(Extracted records)

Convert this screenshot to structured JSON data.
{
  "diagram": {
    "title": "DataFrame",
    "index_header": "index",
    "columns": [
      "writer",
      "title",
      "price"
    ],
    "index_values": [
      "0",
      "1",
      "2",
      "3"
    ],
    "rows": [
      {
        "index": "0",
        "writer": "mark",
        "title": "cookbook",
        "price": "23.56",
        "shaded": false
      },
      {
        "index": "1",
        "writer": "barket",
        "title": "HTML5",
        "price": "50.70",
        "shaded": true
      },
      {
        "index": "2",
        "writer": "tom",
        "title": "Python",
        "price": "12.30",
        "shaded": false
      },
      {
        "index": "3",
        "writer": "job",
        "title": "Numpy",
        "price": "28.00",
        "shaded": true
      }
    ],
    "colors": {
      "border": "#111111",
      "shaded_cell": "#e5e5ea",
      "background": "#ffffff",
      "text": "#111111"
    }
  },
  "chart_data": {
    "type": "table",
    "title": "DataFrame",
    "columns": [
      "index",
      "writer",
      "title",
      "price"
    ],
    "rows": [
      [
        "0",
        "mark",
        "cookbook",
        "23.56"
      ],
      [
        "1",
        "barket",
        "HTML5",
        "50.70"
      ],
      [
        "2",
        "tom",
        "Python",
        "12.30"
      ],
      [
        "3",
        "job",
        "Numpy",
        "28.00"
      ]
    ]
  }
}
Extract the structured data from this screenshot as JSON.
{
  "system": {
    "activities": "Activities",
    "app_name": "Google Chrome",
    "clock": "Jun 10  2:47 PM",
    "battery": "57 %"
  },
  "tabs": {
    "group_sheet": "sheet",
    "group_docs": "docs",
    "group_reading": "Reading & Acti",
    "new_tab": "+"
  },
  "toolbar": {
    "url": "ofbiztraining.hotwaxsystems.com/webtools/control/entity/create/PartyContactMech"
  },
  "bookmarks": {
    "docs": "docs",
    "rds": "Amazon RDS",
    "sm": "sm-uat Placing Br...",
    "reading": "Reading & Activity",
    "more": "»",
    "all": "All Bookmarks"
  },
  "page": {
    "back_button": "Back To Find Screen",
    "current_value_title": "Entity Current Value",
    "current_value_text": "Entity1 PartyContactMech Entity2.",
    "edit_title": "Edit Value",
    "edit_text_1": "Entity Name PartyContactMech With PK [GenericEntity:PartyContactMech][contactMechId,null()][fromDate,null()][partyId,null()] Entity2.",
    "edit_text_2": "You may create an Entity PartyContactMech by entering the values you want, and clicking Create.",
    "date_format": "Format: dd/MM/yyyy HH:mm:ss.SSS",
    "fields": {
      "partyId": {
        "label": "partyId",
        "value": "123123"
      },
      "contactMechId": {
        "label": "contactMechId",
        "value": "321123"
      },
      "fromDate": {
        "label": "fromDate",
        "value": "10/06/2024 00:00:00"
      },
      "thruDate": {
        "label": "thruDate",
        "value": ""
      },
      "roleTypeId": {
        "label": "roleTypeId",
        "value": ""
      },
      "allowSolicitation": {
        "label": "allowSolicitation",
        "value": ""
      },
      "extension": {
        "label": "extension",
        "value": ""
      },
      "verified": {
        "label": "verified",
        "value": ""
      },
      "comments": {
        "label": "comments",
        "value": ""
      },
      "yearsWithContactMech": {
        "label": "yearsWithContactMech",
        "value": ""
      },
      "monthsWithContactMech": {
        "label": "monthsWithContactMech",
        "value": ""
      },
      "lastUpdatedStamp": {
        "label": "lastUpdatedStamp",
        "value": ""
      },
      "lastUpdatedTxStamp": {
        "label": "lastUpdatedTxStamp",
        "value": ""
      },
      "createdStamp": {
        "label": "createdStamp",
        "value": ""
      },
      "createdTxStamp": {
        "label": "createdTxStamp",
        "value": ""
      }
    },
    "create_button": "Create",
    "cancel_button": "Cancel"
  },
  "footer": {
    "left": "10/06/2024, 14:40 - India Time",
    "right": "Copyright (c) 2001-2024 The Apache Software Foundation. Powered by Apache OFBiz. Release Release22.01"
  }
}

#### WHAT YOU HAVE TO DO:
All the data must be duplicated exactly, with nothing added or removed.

#### RESPONSE:
Convert this screenshot to structured JSON data.
{
  "diagram": {
    "title": "DataFrame",
    "index_header": "index",
    "columns": [
      "writer",
      "title",
      "price"
    ],
    "index_values": [
      "0",
      "1",
      "2",
      "3"
    ],
    "rows": [
      {
        "index": "0",
        "writer": "mark",
        "title": "cookbook",
        "price": "23.56",
        "shaded": false
      },
      {
        "index": "1",
        "writer": "barket",
        "title": "HTML5",
        "price": "50.70",
        "shaded": true
      },
      {
        "index": "2",
        "writer": "tom",
        "title": "Python",
        "price": "12.30",
        "shaded": false
      },
      {
        "index": "3",
        "writer": "job",
        "title": "Numpy",
        "price": "28.00",
        "shaded": true
      }
    ],
    "colors": {
      "border": "#111111",
      "shaded_cell": "#e5e5ea",
      "background": "#ffffff",
      "text": "#111111"
    }
  },
  "chart_data": {
    "type": "table",
    "title": "DataFrame",
    "columns": [
      "index",
      "writer",
      "title",
      "price"
    ],
    "rows": [
      [
        "0",
        "mark",
        "cookbook",
        "23.56"
      ],
      [
        "1",
        "barket",
        "HTML5",
        "50.70"
      ],
      [
        "2",
        "tom",
        "Python",
        "12.30"
      ],
      [
        "3",
        "job",
        "Numpy",
        "28.00"
      ]
    ]
  }
}
Extract the structured data from this screenshot as JSON.
{
  "system": {
    "activities": "Activities",
    "app_name": "Google Chrome",
    "clock": "Jun 10  2:47 PM",
    "battery": "57 %"
  },
  "tabs": {
    "group_sheet": "sheet",
    "group_docs": "docs",
    "group_reading": "Reading & Acti",
    "new_tab": "+"
  },
  "toolbar": {
    "url": "ofbiztraining.hotwaxsystems.com/webtools/control/entity/create/PartyContactMech"
  },
  "bookmarks": {
    "docs": "docs",
    "rds": "Amazon RDS",
    "sm": "sm-uat Placing Br...",
    "reading": "Reading & Activity",
    "more": "»",
    "all": "All Bookmarks"
  },
  "page": {
    "back_button": "Back To Find Screen",
    "current_value_title": "Entity Current Value",
    "current_value_text": "Entity1 PartyContactMech Entity2.",
    "edit_title": "Edit Value",
    "edit_text_1": "Entity Name PartyContactMech With PK [GenericEntity:PartyContactMech][contactMechId,null()][fromDate,null()][partyId,null()] Entity2.",
    "edit_text_2": "You may create an Entity PartyContactMech by entering the values you want, and clicking Create.",
    "date_format": "Format: dd/MM/yyyy HH:mm:ss.SSS",
    "fields": {
      "partyId": {
        "label": "partyId",
        "value": "123123"
      },
      "contactMechId": {
        "label": "contactMechId",
        "value": "321123"
      },
      "fromDate": {
        "label": "fromDate",
        "value": "10/06/2024 00:00:00"
      },
      "thruDate": {
        "label": "thruDate",
        "value": ""
      },
      "roleTypeId": {
        "label": "roleTypeId",
        "value": ""
      },
      "allowSolicitation": {
        "label": "allowSolicitation",
        "value": ""
      },
      "extension": {
        "label": "extension",
        "value": ""
      },
      "verified": {
        "label": "verified",
        "value": ""
      },
      "comments": {
        "label": "comments",
        "value": ""
      },
      "yearsWithContactMech": {
        "label": "yearsWithContactMech",
        "value": ""
      },
      "monthsWithContactMech": {
        "label": "monthsWithContactMech",
        "value": ""
      },
      "lastUpdatedStamp": {
        "label": "lastUpdatedStamp",
        "value": ""
      },
      "lastUpdatedTxStamp": {
        "label": "lastUpdatedTxStamp",
        "value": ""
      },
      "createdStamp": {
        "label": "createdStamp",
        "value": ""
      },
      "createdTxStamp": {
        "label": "createdTxStamp",
        "value": ""
      }
    },
    "create_button": "Create",
    "cancel_button": "Cancel"
  },
  "footer": {
    "left": "10/06/2024, 14:40 - India Time",
    "right": "Copyright (c) 2001-2024 The Apache Software Foundation. Powered by Apache OFBiz. Release Release22.01"
  }
}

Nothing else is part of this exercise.